Last update: February 2023
The lack of identity documentation equates to a lack of legal status of the child and impedes access to all services, including healthcare, education humanitarian assistance, property rights, work opportunities and reportedly also possibly citizenship. [Damascus 2022, 2.6, p. 32; Targeting 2020, 12.4, p. 96]
The lack of identity documentation was reportedly particularly critical in the areas out of the control of the GoS, where 25 % of adolescents did not have identity cards and a quarter of new-borns had not been registered since the beginning of the conflict. [Targeting 2020, 12.4, p. 96]
The lack of documentation varies drastically across governorates. Whereas more than 80 % of Idlib’s residents lack some official document, almost the entire population in the governorates of Sweida and Homs was able to obtain the desired documentation (about 99 %). In Damascus governorate, the percentage of persons lacking official GoS-issued documentation was said to be around 5 % of the host community.

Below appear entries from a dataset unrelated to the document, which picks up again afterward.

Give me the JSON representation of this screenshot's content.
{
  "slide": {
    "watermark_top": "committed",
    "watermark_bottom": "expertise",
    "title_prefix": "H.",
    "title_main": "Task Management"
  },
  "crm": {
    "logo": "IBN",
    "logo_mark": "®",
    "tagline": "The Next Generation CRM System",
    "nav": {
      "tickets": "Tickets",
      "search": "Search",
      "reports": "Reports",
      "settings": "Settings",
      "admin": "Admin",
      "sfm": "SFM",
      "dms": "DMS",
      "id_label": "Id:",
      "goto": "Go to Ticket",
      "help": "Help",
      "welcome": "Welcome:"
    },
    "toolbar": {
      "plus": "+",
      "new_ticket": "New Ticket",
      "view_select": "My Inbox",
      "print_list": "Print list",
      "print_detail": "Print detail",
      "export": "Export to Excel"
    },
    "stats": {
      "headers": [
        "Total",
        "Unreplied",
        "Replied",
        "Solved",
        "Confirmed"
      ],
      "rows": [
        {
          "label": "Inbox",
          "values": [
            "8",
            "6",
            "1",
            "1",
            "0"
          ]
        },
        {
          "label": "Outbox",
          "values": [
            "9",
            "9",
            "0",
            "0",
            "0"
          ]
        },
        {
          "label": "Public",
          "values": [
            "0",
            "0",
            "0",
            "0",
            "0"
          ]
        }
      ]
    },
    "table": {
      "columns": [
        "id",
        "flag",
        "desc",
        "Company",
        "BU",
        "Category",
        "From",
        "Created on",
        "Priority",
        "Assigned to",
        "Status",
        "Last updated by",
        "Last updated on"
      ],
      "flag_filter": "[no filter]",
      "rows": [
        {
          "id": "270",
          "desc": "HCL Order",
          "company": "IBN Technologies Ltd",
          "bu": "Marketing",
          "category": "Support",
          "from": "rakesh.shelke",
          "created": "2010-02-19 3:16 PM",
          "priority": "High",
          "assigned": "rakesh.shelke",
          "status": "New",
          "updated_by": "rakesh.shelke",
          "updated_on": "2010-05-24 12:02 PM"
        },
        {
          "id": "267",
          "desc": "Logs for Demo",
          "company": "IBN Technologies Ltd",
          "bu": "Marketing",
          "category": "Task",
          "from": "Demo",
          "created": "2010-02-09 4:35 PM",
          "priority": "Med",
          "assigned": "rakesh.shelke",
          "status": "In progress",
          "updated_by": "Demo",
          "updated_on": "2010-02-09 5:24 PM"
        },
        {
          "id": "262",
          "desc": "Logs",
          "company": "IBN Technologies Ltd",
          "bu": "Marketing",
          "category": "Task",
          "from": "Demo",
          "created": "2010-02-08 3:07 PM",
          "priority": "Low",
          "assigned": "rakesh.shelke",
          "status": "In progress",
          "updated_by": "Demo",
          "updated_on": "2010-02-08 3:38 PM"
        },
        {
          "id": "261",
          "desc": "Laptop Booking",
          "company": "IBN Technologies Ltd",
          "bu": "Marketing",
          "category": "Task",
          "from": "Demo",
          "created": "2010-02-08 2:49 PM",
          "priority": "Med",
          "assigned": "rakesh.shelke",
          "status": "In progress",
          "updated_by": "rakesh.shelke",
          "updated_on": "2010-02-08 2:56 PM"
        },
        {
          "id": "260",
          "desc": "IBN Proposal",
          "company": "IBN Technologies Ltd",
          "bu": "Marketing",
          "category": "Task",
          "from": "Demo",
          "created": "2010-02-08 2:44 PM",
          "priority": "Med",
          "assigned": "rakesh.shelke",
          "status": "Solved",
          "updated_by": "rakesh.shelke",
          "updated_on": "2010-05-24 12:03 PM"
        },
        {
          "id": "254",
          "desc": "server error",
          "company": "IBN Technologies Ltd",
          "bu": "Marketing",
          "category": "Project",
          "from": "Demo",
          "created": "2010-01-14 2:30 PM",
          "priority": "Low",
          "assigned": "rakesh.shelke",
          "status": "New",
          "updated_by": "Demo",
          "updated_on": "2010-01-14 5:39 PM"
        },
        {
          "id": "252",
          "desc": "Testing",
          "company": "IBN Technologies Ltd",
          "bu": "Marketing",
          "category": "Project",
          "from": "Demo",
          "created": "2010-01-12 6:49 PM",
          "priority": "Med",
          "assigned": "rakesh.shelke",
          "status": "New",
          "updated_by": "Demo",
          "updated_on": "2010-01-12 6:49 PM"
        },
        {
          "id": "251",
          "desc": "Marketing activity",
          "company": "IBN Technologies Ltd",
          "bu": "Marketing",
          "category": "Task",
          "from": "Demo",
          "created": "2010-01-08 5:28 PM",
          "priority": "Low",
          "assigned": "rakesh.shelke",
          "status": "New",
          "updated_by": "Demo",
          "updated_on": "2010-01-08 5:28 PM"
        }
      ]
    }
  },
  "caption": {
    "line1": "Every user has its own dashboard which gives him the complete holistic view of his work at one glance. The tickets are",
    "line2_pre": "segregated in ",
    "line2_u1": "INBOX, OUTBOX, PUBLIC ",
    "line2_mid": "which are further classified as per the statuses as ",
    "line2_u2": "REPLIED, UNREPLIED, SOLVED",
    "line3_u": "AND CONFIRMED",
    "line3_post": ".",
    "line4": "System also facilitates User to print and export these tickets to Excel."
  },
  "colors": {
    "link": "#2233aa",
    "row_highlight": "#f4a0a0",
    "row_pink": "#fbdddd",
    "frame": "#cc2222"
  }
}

Lack of access to civil documentation was grave for the populations of Latakia, Tartous, and Raqqa (about 75 % for all three governorates). [Damascus 2020, 2.5, p. 23]
The GoS reportedly does not accept non-state issued documentation [Damascus 2022, 2.6, p. 32]. In recaptured areas, the GoS has not given priority to re-establishing the civil registration system. It was also reported that GoS has not devoted any special resources to recording births in opposition-held areas or transferring registrations from opposition governance bodies. The government’s policy was generally to reject opposition education records and civil registration records [Targeting 2020, 12.4, p. 96]. Children born outside the government-controlled areas may then be considered as undocumented [Damascus 2022, 2.6, p. 32].
Syrians living in opposition-held areas might obtain birth documents at the central civil registry office in Damascus, but they would be confronted with various obstacles such as having to cross the front line, with the associated risks involved like being arrested by pro-government forces. Men of conscription age would run the risk of being arrested for evading military service and women would risk sexual assaults at checkpoints [Targeting 2020, 12.4, pp. 96-97]. According to another source, Syrians in opposition-held areas may choose to give a third person in GoS-controlled area authorisation to apply and obtain a birth certificate, or use ‘intermediaries’ to obtain a birth certificate illegally ‘by means of bribery and a smuggling network’ [Targeting 2020, 12.4, p. 97].
The Organisation for Economic Co-operation and Development (OECD) noted that ‘although women have the same rights as men to register the births of their children, nationality is only transferred from the father and therefore mothers must struggle to register the births of their infants’ [Targeting 2020, 12.4, p. 97]. Another source noted that ‘if a father dies before he and his wife formally registered their marriage, the mother is unable to register her children, due to the inability to register the marriage after the father’s death’ [Damascus 2022, 2.6, p. 32]. Difficulties are often encountered in relation to the registration of the birth of children who were born out of wedlock, as a result of sexual violence, to parents in inter-faith marriages and parents who do not have proof of their marriage [Targeting 2020, 12.4, p. 97].
The lack of documentation as consequence of the ongoing conflict cannot as such be considered persecution, as it is not the result of an actor’s deliberate actions. However, deliberate restrictions on access to documentation may amount to persecution.
The individual assessment of whether there is a reasonable degree of likelihood for the applicant to face persecution should take into account risk-impacting circumstances, such as: deceased or missing fathers, being born out of wedlock or as a result of sexual violence, area of origin and residence, gender, socio-economic situation of the child and the family, IDP situation, member of a female-headed household, etc.
Nexus to a reason for persecution
Where well-founded fear of persecution can be substantiated, the individual circumstances of the child should be taken into account to determine whether a nexus to a reason for persecution can be substantiated. For example, in the case of children born as a result of sexual violence, persecution may be for reasons of membership of a particular social group due to their common background that cannot be changed and the distinct identity of such children, implying being seen as illegitimate, in Syria.